More importantly, however, these pages also lend some insight into what’s made ceramics so ripe for rediscovery these past few years. All of the artists, for instance, speak to the medium’s tactility and “intimacy” as an antidote to the dehumanizing aspects of modern industry, whether it be the designed disposability and inorganic materials of mass-produced consumer goods or the dematerializing functions of digital technologies. Along similar lines, some see the physical methods, decorative possibilities, and intimate scale of handbuilt ceramic works as a welcome counterpoint to the escalating “professionalization” of contemporary art, which finds artists outsourcing their fabrication, embracing high production values, and applying a “bigger is better” mindset to both size and expense. Furthermore, this renewed interest in ceramics among fine artists seems consistent with the post-disciplinary approach favored by so many practitioners today - a model defined in large part by (a) a renewed interest in studio-based processes and (b) a broad and permissive use of materials. Committed to concept rather than any single medium or technique, today’s artists allow their impulses to dictate their choice of materials, challenging and often disregarding conventions, contexts, and presumed stigmas along the way. In freely using whatever means are readily available, such practices encourage a leveling of hierarchies, with relationships between artistic and artisanal formats, between “high” and “low” forms, gradually shifting from oppositional to reciprocal. Finally, in a broader sense, one could argue that because industry has removed any practical need for handmade vessels, studio-generated ceramics (functional or otherwise) are now effectively luxury items, desirable not for their utility, but rather for what they represent – which makes their presence in art galleries all too appropriate. While each of these factors has likely contributed in some way to ceramics’ increased visibility, they together suggest – persuasively, I think – that this moment of resurgence might be more than a mere whim of cyclical fashion.

Dan McCarthy

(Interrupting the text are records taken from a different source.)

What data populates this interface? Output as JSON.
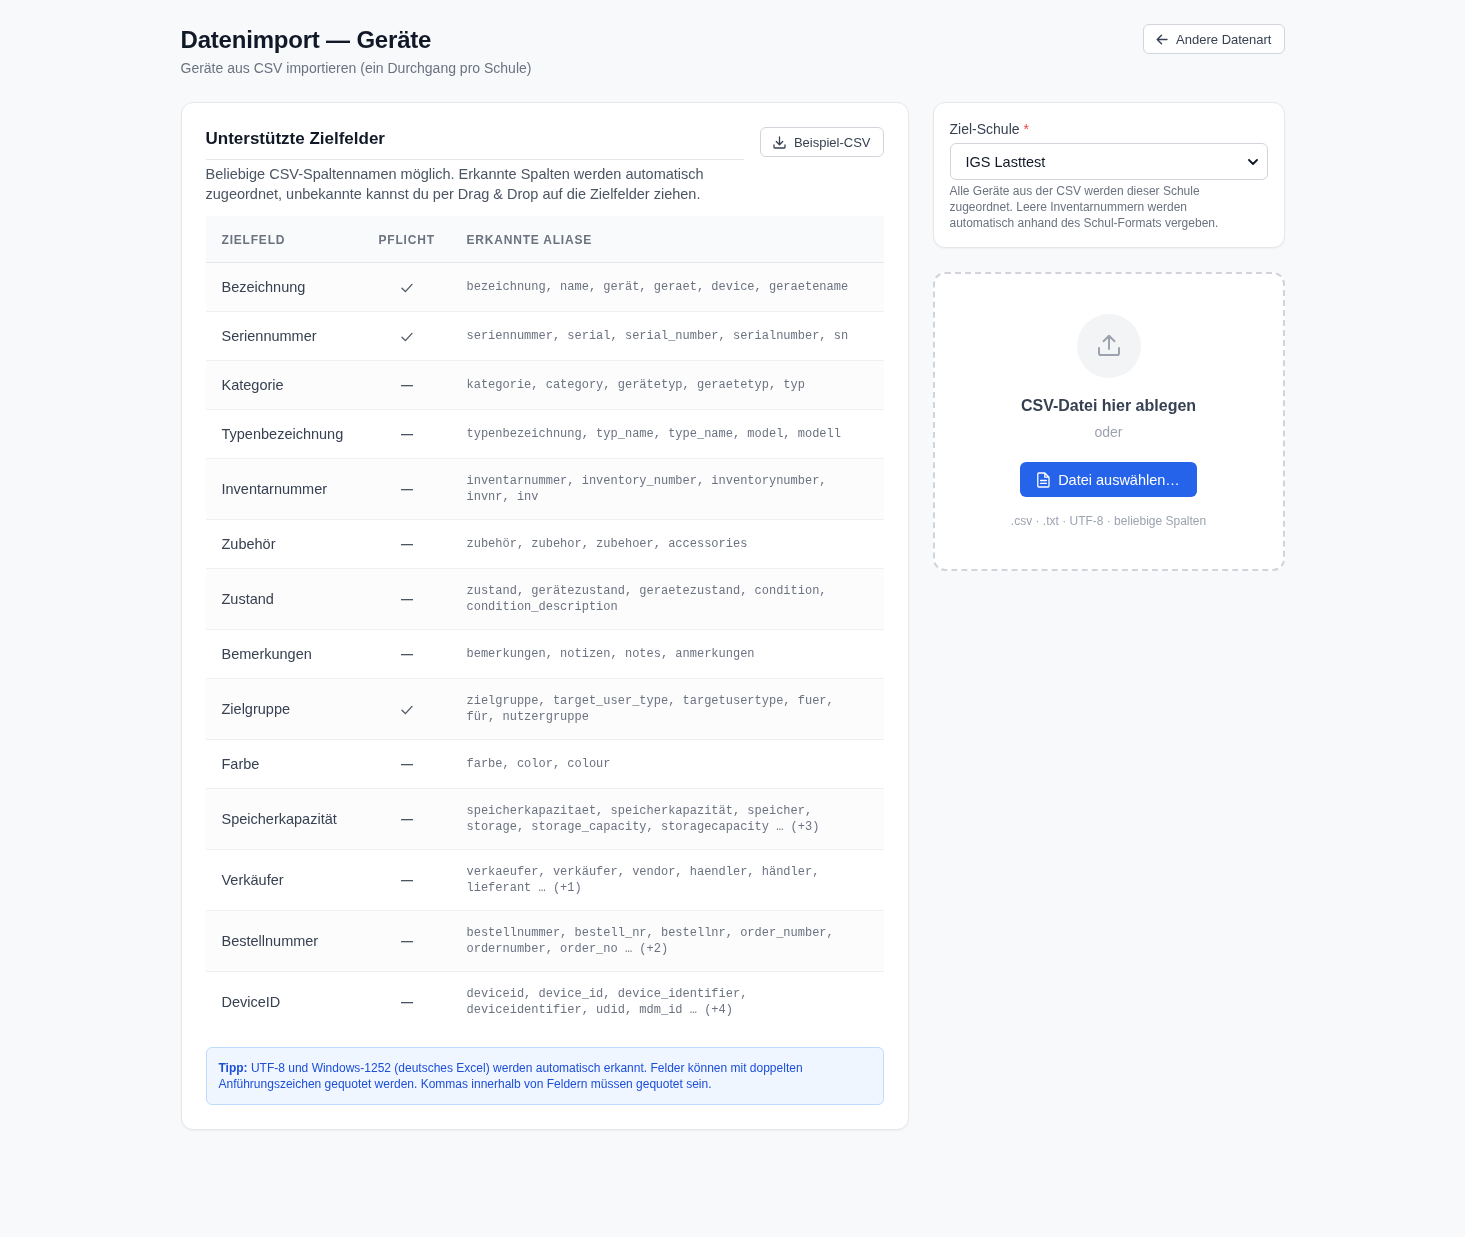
{
  "header": {
    "title": "Datenimport — Geräte",
    "subtitle": "Geräte aus CSV importieren (ein Durchgang pro Schule)",
    "back_button": "Andere Datenart"
  },
  "fields_card": {
    "title": "Unterstützte Zielfelder",
    "description": "Beliebige CSV-Spaltennamen möglich. Erkannte Spalten werden automatisch zugeordnet, unbekannte kannst du per Drag & Drop auf die Zielfelder ziehen.",
    "sample_button": "Beispiel-CSV",
    "table": {
      "columns": [
        "ZIELFELD",
        "PFLICHT",
        "ERKANNTE ALIASE"
      ],
      "rows": [
        {
          "field": "Bezeichnung",
          "required": true,
          "aliases": "bezeichnung, name, gerät, geraet, device, geraetename"
        },
        {
          "field": "Seriennummer",
          "required": true,
          "aliases": "seriennummer, serial, serial_number, serialnumber, sn"
        },
        {
          "field": "Kategorie",
          "required": false,
          "aliases": "kategorie, category, gerätetyp, geraetetyp, typ"
        },
        {
          "field": "Typenbezeichnung",
          "required": false,
          "aliases": "typenbezeichnung, typ_name, type_name, model, modell"
        },
        {
          "field": "Inventarnummer",
          "required": false,
          "aliases": "inventarnummer, inventory_number, inventorynumber, invnr, inv"
        },
        {
          "field": "Zubehör",
          "required": false,
          "aliases": "zubehör, zubehor, zubehoer, accessories"
        },
        {
          "field": "Zustand",
          "required": false,
          "aliases": "zustand, gerätezustand, geraetezustand, condition, condition_description"
        },
        {
          "field": "Bemerkungen",
          "required": false,
          "aliases": "bemerkungen, notizen, notes, anmerkungen"
        },
        {
          "field": "Zielgruppe",
          "required": true,
          "aliases": "zielgruppe, target_user_type, targetusertype, fuer, für, nutzergruppe"
        },
        {
          "field": "Farbe",
          "required": false,
          "aliases": "farbe, color, colour"
        },
        {
          "field": "Speicherkapazität",
          "required": false,
          "aliases": "speicherkapazitaet, speicherkapazität, speicher, storage, storage_capacity, storagecapacity … (+3)"
        },
        {
          "field": "Verkäufer",
          "required": false,
          "aliases": "verkaeufer, verkäufer, vendor, haendler, händler, lieferant … (+1)"
        },
        {
          "field": "Bestellnummer",
          "required": false,
          "aliases": "bestellnummer, bestell_nr, bestellnr, order_number, ordernumber, order_no … (+2)"
        },
        {
          "field": "DeviceID",
          "required": false,
          "aliases": "deviceid, device_id, device_identifier, deviceidentifier, udid, mdm_id … (+4)"
        }
      ]
    },
    "tip": "**Tipp:** UTF-8 und Windows-1252 (deutsches Excel) werden automatisch erkannt. Felder können mit doppelten Anführungszeichen gequotet werden. Kommas innerhalb von Feldern müssen gequotet sein."
  },
  "school_card": {
    "label": "Ziel-Schule",
    "required_mark": "*",
    "value": "IGS Lasttest",
    "help": "Alle Geräte aus der CSV werden dieser Schule zugeordnet. Leere Inventarnummern werden automatisch anhand des Schul-Formats vergeben."
  },
  "dropzone": {
    "title": "CSV-Datei hier ablegen",
    "separator": "oder",
    "button": "Datei auswählen…",
    "hint": ".csv · .txt · UTF-8 · beliebige Spalten"
  }
}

Obviously, the implications of ceramics’ current popularity are greater than can be encapsulated in a modest volume like this one. As with any burgeoning discourse, however, our aim here should be not to resolve the conversation, but rather to enhance it. So for those readers already tapped in, I hope these pages provide moments of both corroboration and revelation. But for those of us who are interested but not yet involved, I hope these dialogues serve as both means of entry and points of departure; that, in establishing some of the pertinent terms, techniques, and references that shape these artists’ work, we might begin to develop the vocabulary necessary to respond thoughtfully to – and perhaps even participate in – what I think is a timely, logical, and entirely legitimate field of activity. As with most things, what we take away from our encounters with contemporary ceramics ultimately depends on what we bring to them. If we’re to gain anything from this moment of rediscovery, then, we must approach it from a balanced perspective: informed enough to be thoughtful in execution and assessment, but informal enough to allow for both new perceptions and personal enjoyment. Consider this book a simple offering towards that end.

Christopher Schreck
New York City
April 2014

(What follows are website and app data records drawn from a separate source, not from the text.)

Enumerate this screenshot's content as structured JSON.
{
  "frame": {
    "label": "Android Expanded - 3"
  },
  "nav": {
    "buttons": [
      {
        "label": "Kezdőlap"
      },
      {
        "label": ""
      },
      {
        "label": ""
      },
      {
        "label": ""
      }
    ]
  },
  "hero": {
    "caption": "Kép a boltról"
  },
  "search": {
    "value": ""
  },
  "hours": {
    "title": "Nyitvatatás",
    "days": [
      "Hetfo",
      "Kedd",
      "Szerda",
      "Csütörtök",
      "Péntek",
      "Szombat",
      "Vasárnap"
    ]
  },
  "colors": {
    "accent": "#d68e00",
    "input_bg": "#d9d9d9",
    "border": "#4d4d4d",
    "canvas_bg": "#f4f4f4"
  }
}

(1) Margie Hughto, quoted in Clement Greenberg, “Status of Clay” (1979), reprinted in Ceramic Millennium: Critical Writings on Ceramic History, Theory, and Art, ed. Garth Clark. Halifax: The Press of the Nova Scotia College of Art and Design, 2006.
(2) Ashley Booth Klein and Peter Shire, “Peter Shire on Economy and Design,” Booth Ceramics, Volume 1, Issue 3, Spring 2014.

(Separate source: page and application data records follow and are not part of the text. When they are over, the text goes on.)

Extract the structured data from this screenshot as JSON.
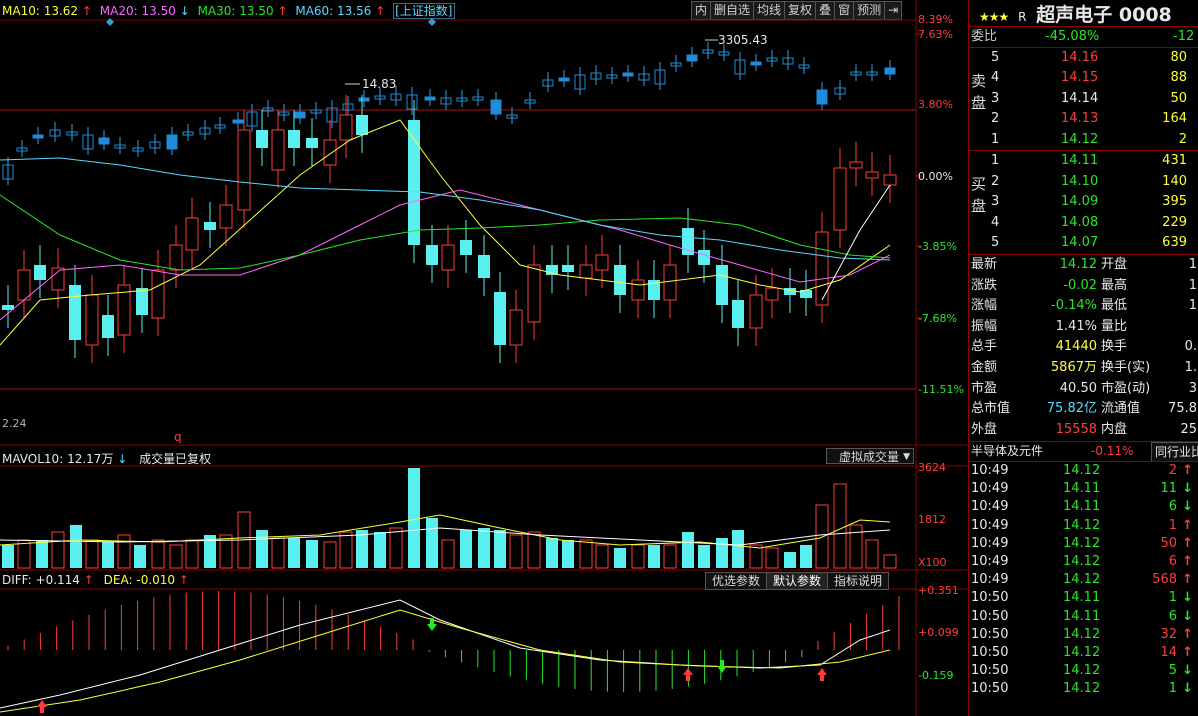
{
  "chart_header": {
    "ma10_label": "MA10:",
    "ma10_value": "13.62",
    "ma20_label": "MA20:",
    "ma20_value": "13.50",
    "ma30_label": "MA30:",
    "ma30_value": "13.50",
    "ma60_label": "MA60:",
    "ma60_value": "13.56",
    "index_tag": "[上证指数]",
    "colors": {
      "ma10": "#ffff3c",
      "ma20": "#ff66ff",
      "ma30": "#28e628",
      "ma60": "#5ad8ff"
    }
  },
  "toolbar": {
    "buttons": [
      "内",
      "删自选",
      "均线",
      "复权",
      "叠",
      "窗",
      "预测"
    ],
    "expand_icon": "collapse-right-icon"
  },
  "price_axis": {
    "labels": [
      "8.39%",
      "7.63%",
      "3.80%",
      "0.00%",
      "-3.85%",
      "-7.68%",
      "-11.51%"
    ]
  },
  "annotations": {
    "peak_value": "3305.43",
    "local_high": "14.83",
    "low_value": "2.24",
    "marker_q": "q"
  },
  "volume_panel": {
    "label": "MAVOL10:",
    "value": "12.17万",
    "note": "成交量已复权",
    "dropdown": "虚拟成交量",
    "axis": [
      "3624",
      "1812",
      "X100"
    ]
  },
  "macd_panel": {
    "diff_label": "DIFF:",
    "diff_value": "+0.114",
    "dea_label": "DEA:",
    "dea_value": "-0.010",
    "tabs": [
      "优选参数",
      "默认参数",
      "指标说明"
    ],
    "axis": [
      "+0.351",
      "+0.099",
      "-0.159"
    ]
  },
  "quote": {
    "stars": "★★★",
    "r_mark": "R",
    "name": "超声电子 0008",
    "weibi_label": "委比",
    "weibi_value": "-45.08%",
    "weicha_value": "-12",
    "sell_side_label": [
      "卖",
      "盘"
    ],
    "buy_side_label": [
      "买",
      "盘"
    ],
    "sell": [
      {
        "lvl": "5",
        "price": "14.16",
        "vol": "80"
      },
      {
        "lvl": "4",
        "price": "14.15",
        "vol": "88"
      },
      {
        "lvl": "3",
        "price": "14.14",
        "vol": "50"
      },
      {
        "lvl": "2",
        "price": "14.13",
        "vol": "164"
      },
      {
        "lvl": "1",
        "price": "14.12",
        "vol": "2"
      }
    ],
    "buy": [
      {
        "lvl": "1",
        "price": "14.11",
        "vol": "431"
      },
      {
        "lvl": "2",
        "price": "14.10",
        "vol": "140"
      },
      {
        "lvl": "3",
        "price": "14.09",
        "vol": "395"
      },
      {
        "lvl": "4",
        "price": "14.08",
        "vol": "229"
      },
      {
        "lvl": "5",
        "price": "14.07",
        "vol": "639"
      }
    ],
    "stats": [
      {
        "l1": "最新",
        "v1": "14.12",
        "l2": "开盘",
        "v2": "1"
      },
      {
        "l1": "涨跌",
        "v1": "-0.02",
        "l2": "最高",
        "v2": "1"
      },
      {
        "l1": "涨幅",
        "v1": "-0.14%",
        "l2": "最低",
        "v2": "1"
      },
      {
        "l1": "振幅",
        "v1": "1.41%",
        "l2": "量比",
        "v2": ""
      },
      {
        "l1": "总手",
        "v1": "41440",
        "l2": "换手",
        "v2": "0."
      },
      {
        "l1": "金额",
        "v1": "5867万",
        "l2": "换手(实)",
        "v2": "1."
      },
      {
        "l1": "市盈",
        "v1": "40.50",
        "l2": "市盈(动)",
        "v2": "3"
      },
      {
        "l1": "总市值",
        "v1": "75.82亿",
        "l2": "流通值",
        "v2": "75.8"
      },
      {
        "l1": "外盘",
        "v1": "15558",
        "l2": "内盘",
        "v2": "25"
      }
    ],
    "sector_name": "半导体及元件",
    "sector_change": "-0.11%",
    "sector_link": "同行业比",
    "ticks": [
      {
        "t": "10:49",
        "p": "14.12",
        "v": "2",
        "dir": "up"
      },
      {
        "t": "10:49",
        "p": "14.11",
        "v": "11",
        "dir": "down"
      },
      {
        "t": "10:49",
        "p": "14.11",
        "v": "6",
        "dir": "down"
      },
      {
        "t": "10:49",
        "p": "14.12",
        "v": "1",
        "dir": "up"
      },
      {
        "t": "10:49",
        "p": "14.12",
        "v": "50",
        "dir": "up"
      },
      {
        "t": "10:49",
        "p": "14.12",
        "v": "6",
        "dir": "up"
      },
      {
        "t": "10:49",
        "p": "14.12",
        "v": "568",
        "dir": "up"
      },
      {
        "t": "10:50",
        "p": "14.11",
        "v": "1",
        "dir": "down"
      },
      {
        "t": "10:50",
        "p": "14.11",
        "v": "6",
        "dir": "down"
      },
      {
        "t": "10:50",
        "p": "14.12",
        "v": "32",
        "dir": "up"
      },
      {
        "t": "10:50",
        "p": "14.12",
        "v": "14",
        "dir": "up"
      },
      {
        "t": "10:50",
        "p": "14.12",
        "v": "5",
        "dir": "down"
      },
      {
        "t": "10:50",
        "p": "14.12",
        "v": "1",
        "dir": "down"
      }
    ]
  }
}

Essay written as the introduction to New Balance: Approaching the Use of Ceramics in Contemporary Art